|Wednesday, 23 October 2013 07:36|
The coverage of the legal battles surrounding how Detroit's pensions would be treated in bankruptcy have generally treated the guarantee of public employee pensions in the Michigan state constitution as somewhat of a joke that needs to be cast aside given Detroit's dire circumstances. The basis for the humor is less than obvious.
When the state of Michigan put a guarantee into its constitution it was presumably sending a message to both its public sector workers and its potential creditors. The pensions would have a prior claim on state and local government assets before other creditors. Workers put in their time with this understanding and presumably creditors made loans to Detroit's city government with the same understanding.
The question now is often posed as to whether this priority can carry over into federal bankruptcy court, which does not award pensions complete priority over other creditors. (In other words, bondholders do not have to allow pensions to be paid in full before they can get partial collection.) The argument presented in the media is that federal law trumps state law or a state constitution, therefore the bankruptcy judge is free to cut pensions to partially payoff other creditors.
However, there is a prior issue. If public employee pensions cannot be guaranteed protection in federal bankruptcy court, can the city of Detroit declare bankruptcy? The city is a creation of the state. (This is especially true at present with Detroit being run by a city manager appointed by the governor.) Certainly the state of Michigan can't embark on a course of action that would lead it to violate its own constitution, so how can a city within the state?
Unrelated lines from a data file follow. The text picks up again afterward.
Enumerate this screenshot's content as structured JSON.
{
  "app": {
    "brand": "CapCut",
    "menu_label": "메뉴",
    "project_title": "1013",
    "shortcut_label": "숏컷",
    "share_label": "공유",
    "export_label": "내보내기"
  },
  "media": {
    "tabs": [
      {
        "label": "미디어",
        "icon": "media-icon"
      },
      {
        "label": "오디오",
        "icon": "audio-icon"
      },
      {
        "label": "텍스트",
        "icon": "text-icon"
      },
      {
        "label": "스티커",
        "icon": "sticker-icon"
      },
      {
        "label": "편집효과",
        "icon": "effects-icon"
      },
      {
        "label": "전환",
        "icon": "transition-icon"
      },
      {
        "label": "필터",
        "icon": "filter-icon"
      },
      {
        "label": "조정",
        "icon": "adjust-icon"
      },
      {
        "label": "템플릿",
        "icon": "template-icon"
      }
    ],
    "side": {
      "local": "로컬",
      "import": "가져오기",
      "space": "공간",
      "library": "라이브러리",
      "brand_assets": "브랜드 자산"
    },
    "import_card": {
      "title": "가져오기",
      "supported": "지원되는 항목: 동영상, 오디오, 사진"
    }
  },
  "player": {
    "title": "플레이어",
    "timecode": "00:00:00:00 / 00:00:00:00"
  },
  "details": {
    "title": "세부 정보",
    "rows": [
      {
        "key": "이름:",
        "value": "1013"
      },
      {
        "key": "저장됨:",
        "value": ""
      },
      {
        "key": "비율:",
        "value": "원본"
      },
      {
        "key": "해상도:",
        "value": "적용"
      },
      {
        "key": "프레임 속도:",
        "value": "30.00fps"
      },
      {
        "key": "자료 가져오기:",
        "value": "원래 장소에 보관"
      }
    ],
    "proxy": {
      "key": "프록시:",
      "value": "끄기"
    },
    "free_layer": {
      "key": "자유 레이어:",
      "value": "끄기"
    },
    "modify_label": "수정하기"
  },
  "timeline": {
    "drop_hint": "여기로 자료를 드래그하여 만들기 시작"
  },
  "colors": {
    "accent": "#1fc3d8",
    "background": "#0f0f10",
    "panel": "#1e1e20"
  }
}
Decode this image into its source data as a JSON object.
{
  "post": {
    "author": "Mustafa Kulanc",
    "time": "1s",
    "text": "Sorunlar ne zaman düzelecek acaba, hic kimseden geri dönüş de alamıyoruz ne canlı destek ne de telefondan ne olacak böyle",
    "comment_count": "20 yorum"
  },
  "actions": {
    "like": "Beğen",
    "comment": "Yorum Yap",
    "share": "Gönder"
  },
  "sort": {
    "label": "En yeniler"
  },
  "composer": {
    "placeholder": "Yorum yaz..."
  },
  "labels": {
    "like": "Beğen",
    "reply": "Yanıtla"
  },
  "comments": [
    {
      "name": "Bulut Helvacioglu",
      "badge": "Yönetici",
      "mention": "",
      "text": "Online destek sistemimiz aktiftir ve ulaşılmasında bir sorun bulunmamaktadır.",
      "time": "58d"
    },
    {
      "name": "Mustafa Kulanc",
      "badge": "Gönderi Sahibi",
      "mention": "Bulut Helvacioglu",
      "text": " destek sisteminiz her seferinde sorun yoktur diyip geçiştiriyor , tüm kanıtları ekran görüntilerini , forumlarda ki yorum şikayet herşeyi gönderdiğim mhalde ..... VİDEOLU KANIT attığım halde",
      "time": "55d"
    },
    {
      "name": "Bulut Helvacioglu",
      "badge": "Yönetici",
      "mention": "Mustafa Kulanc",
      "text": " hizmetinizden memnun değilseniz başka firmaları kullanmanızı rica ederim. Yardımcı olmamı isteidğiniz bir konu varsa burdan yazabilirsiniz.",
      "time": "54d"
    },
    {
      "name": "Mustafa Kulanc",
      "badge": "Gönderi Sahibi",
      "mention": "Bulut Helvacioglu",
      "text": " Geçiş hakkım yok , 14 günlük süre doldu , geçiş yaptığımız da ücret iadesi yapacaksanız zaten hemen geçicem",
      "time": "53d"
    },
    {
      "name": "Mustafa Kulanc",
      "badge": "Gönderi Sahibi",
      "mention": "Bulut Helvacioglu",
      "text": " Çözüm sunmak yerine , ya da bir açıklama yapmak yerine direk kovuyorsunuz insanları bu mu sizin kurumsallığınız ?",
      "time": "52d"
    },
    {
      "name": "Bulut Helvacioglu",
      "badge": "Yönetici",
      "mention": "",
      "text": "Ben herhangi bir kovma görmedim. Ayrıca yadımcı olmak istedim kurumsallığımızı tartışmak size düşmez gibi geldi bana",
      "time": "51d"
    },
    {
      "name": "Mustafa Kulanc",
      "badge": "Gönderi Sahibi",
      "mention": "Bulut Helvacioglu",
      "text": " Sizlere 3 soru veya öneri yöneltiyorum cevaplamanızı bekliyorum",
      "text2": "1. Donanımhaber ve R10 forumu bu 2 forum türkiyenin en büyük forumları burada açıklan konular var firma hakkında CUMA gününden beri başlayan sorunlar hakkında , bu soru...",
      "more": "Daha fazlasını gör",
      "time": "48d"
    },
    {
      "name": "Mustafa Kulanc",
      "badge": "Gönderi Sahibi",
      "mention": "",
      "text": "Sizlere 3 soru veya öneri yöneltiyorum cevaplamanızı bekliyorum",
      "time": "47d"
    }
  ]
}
There are entities that do not have the option of filing for bankruptcy in federal court, like state governments. It is possible that Detroit may also not have this option if it could result in a violation of the state's constitution.
Okay, that's enough playing at lawyer for the day. It just doesn't seem like the issue of protecting pensions is so obviously crazy and informed investors should have known about this clause in the Michigan constitution when they decided to lend the city money.